Tuesday, March 31, 2015

The power of creating something that’s just good enough

We had a fun day at Boltmade recently, engaging in a series of testing sessions with users to assess the usability of a product that we’re working on for a client.

We had made some extensive changes to a particular mobile workflow, and needed to create a testable artifact as quickly as possible. This scenario is well understood in the UX design world, and is pretty much par for the course when taking a Lean approach to creating a product. In this case there was a striking observation that emerged during testing that surprised us all.

The test artifact that we created used a mix of approaches: an existing product was used to show functionality that was already well-understood; paper screens were created to show new functionality; and a human simulated the product back-end by sending appropriate feedback messages through the existing product in response to user input.

We had a test rig set up that enabled some of the team to observe from another room while a user interacted with the new design on a mobile device. It was easy to watch progress on a large screen during each testing session and, as always, there were useful insights that emerged.

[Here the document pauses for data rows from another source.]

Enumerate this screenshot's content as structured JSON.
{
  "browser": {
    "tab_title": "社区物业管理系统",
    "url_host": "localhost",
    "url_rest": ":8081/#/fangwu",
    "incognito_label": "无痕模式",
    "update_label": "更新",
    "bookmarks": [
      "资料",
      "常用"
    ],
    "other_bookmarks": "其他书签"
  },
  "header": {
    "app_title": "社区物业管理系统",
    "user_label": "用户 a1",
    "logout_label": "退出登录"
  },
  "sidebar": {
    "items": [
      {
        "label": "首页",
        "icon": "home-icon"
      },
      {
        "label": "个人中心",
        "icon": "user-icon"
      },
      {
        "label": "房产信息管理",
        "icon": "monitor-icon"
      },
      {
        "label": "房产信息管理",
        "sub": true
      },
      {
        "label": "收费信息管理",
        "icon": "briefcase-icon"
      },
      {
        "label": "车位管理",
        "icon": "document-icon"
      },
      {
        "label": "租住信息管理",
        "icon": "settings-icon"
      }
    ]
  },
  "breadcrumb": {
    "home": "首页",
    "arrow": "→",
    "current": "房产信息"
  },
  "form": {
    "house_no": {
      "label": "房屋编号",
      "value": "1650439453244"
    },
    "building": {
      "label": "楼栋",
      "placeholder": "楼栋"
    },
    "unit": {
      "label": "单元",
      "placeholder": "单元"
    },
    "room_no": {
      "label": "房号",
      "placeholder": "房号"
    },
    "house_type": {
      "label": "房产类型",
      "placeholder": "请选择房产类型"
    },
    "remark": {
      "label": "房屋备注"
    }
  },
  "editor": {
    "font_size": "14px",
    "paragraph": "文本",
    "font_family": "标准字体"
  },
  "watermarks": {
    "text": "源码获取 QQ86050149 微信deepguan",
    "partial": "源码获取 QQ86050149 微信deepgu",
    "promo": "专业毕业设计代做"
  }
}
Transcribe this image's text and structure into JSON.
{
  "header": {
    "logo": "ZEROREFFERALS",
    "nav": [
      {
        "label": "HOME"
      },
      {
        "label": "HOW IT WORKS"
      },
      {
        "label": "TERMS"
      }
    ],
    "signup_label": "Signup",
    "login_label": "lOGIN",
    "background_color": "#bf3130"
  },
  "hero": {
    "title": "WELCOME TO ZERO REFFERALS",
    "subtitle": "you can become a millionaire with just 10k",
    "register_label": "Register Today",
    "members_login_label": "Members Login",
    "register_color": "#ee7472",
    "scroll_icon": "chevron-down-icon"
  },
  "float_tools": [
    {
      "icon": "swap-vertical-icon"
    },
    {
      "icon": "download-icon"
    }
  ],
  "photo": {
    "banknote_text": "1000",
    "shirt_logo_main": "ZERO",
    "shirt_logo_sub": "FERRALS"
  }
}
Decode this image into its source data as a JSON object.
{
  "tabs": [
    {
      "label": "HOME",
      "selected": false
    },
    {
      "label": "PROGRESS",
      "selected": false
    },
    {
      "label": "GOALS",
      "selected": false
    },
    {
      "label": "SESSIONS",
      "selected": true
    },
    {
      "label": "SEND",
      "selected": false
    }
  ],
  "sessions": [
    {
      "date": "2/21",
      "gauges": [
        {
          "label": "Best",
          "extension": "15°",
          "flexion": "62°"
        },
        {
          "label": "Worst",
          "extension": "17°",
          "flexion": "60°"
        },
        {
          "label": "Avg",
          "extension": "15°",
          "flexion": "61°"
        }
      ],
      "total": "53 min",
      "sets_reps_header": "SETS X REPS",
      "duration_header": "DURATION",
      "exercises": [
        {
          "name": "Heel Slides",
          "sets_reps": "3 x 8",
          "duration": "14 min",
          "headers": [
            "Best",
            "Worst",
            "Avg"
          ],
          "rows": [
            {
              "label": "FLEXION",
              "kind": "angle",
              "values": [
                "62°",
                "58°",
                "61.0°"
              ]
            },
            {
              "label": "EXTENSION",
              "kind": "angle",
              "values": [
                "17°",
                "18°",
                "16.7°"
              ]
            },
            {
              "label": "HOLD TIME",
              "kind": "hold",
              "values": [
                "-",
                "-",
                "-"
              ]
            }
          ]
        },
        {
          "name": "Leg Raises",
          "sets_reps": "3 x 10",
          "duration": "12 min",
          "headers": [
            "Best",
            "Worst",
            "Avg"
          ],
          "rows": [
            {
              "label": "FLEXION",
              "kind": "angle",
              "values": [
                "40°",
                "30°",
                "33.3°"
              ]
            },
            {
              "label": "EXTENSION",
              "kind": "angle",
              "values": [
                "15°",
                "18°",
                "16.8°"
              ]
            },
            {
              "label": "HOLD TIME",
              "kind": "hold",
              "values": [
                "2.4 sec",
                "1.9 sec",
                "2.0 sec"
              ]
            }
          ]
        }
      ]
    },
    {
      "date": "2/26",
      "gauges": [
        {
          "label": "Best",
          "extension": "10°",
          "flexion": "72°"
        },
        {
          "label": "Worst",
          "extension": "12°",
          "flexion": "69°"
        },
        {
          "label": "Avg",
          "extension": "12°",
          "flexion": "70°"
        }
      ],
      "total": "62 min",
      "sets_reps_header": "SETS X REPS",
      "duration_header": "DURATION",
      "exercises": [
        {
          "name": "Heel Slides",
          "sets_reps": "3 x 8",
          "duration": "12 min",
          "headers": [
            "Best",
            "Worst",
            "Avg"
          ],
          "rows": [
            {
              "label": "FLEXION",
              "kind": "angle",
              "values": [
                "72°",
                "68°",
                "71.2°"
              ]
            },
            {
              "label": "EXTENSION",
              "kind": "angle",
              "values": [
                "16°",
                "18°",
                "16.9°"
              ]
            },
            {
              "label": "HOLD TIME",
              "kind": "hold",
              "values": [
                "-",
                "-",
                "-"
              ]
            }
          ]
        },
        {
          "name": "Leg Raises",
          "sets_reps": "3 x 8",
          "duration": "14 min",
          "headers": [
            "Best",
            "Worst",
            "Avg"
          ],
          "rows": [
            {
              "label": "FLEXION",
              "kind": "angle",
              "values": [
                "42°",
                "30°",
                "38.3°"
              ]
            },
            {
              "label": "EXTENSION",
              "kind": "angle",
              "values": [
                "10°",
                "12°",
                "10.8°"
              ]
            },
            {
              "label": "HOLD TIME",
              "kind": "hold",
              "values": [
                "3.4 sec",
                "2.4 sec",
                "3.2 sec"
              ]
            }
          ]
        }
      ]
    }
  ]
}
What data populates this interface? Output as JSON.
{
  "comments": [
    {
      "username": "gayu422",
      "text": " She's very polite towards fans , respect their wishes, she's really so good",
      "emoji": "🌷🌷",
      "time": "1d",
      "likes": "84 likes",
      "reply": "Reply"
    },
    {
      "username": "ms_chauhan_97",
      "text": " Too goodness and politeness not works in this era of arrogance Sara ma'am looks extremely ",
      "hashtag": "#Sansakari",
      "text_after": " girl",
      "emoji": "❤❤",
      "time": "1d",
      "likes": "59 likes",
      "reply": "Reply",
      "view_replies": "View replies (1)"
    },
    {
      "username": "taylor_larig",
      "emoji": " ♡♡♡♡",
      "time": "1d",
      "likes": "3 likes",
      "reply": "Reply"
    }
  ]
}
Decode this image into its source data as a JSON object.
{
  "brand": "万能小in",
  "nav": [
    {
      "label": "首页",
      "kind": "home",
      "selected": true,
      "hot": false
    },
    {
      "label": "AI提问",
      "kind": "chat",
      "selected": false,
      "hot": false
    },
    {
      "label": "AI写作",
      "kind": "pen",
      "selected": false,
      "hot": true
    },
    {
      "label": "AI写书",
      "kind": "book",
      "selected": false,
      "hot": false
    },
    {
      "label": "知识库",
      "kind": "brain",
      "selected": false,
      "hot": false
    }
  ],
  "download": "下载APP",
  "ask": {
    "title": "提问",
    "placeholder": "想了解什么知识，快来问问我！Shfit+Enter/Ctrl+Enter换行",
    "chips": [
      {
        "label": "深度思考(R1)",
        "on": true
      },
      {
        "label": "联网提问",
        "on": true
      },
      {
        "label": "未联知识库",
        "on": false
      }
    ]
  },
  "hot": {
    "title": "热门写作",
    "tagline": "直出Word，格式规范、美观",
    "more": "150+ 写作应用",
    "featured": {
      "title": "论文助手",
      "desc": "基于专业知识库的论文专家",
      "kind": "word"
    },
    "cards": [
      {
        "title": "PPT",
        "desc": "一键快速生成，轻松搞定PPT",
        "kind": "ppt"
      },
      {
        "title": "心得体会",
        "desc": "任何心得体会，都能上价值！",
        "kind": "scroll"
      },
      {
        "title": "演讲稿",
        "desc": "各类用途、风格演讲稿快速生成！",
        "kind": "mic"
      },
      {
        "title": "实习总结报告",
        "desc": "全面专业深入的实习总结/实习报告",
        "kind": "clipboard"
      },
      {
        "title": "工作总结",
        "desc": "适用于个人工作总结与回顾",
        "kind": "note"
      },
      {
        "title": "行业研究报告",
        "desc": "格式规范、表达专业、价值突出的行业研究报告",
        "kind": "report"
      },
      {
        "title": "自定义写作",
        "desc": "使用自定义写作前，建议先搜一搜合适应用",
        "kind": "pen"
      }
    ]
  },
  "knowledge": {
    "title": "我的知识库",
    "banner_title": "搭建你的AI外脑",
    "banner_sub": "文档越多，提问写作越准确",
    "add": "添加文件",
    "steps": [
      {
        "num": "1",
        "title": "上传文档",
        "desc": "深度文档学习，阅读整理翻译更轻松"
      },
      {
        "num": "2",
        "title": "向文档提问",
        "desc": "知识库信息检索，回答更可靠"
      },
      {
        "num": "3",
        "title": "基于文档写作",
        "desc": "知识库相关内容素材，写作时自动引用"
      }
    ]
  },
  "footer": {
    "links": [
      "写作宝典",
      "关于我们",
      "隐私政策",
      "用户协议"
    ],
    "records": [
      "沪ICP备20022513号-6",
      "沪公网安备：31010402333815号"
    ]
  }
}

Every time the paper screen was overlaid on the mobile device by our test facilitator we chuckled, as it looked funny to see the paper slide into place on the big screen. None of the users, though, had any trouble with the switch from pixels to paper and back again. And the messages that were sent by one of our team to the mobile device created a smooth and easily understood experience.

But the most striking thing we saw only became obvious, even to us, at the end of the day.

Despite the test artifact being a mix of real and fake functionality that included pieces of paper overlaid on a device screen, it felt “real”. Each user was even asked to “enter” information onto the paper “screen”, and to then watch the response on the mobile device screen; it still felt “real”.

And it was “real” to such an extent that every user we tested with told us, either unprompted or when asked, that the messages they saw in the mobile app were coming from a system with some kind of clever A.I. behind it. The workflow provided such an immersive experience that even paper screens did nothing to break the illusion that we were testing with a “real” mobile app.

When testing a hypothesis in a Lean context, you don’t need to build a fully functional artifact. All you need is an artifact that is good enough to learn from during testing. And that can mean designing and prototyping before starting to build.

This post also appears over on the Boltmade blog.

Tuesday, March 17, 2015

Bypassing clarity with LinkedIn

LinkedIn is one of the most successful social media networks and, with its focus on career, it’s a valuable tool for many of us.

I’ve noticed that I receive many requests to connect that contain nothing more than the default message that LinkedIn provides. As a result, I’m not sure why the request has been made. Generally, that’s not a huge problem if it’s someone I know. When it’s someone I’ve never met and don’t know, though, it can make it hard for me to accept the request and I often don’t.

There’s at least one reason for those default requests that is addressable by LinkedIn. When accessed from some places, the workflow for making a connection request includes an opportunity for the requestor to include a custom message.  It could be something like “Hey, great to see you at uxWaterloo last week. Let’s stay in touch about that Fluxible conference!”, which is actually pretty helpful for me. In other places, though, the workflow doesn’t provide that opportunity, which means that the default message is what appears in the request. This feels like a design gap to me. LinkedIn should ensure that it’s always an option for requestors to provide a custom message.

And if you’re using LinkedIn, take advantage of the opportunity to provide a little context and to explain why you want to connect!

Tuesday, March 10, 2015

Precise imperfection in the Yahoo Weather app

Yahoo Weather app screen example
The Yahoo Weather app has been widely, and deservedly, praised as an example of a beautifully conceived and executed native app. I agree with those assessments, and use it on my iPhone most days to try to understand how many facets of Canada’s weather I might expect to experience in the coming hours and days.

There’s one detail, though, that stands out as gratingly wrong for me. It’s such a small detail that to point it our seems petty, but in an app that otherwise is of such high quality this tiny detail stands out.

While I can configure the app to use metric measurements for temperatures and wind speeds, it uses a mix of imperial and metric in the text summary of the forecast. The imperial measurements are shown first, with a precisely calculated metric equivalent shown in parentheses. In the example shown here, that makes for an awkwardly presented result of “High around 35ºF (1.7ºC)”. Wind speed presentation is similarly awkward.

The word “around” shouldn’t be followed by such a precise measurement. Beyond that, the text summary should just show me the metric measurements if that’s what I’ve configured.

On an unrelated note, I’m looking forward to seeing some warmer temperatures showing up in the app…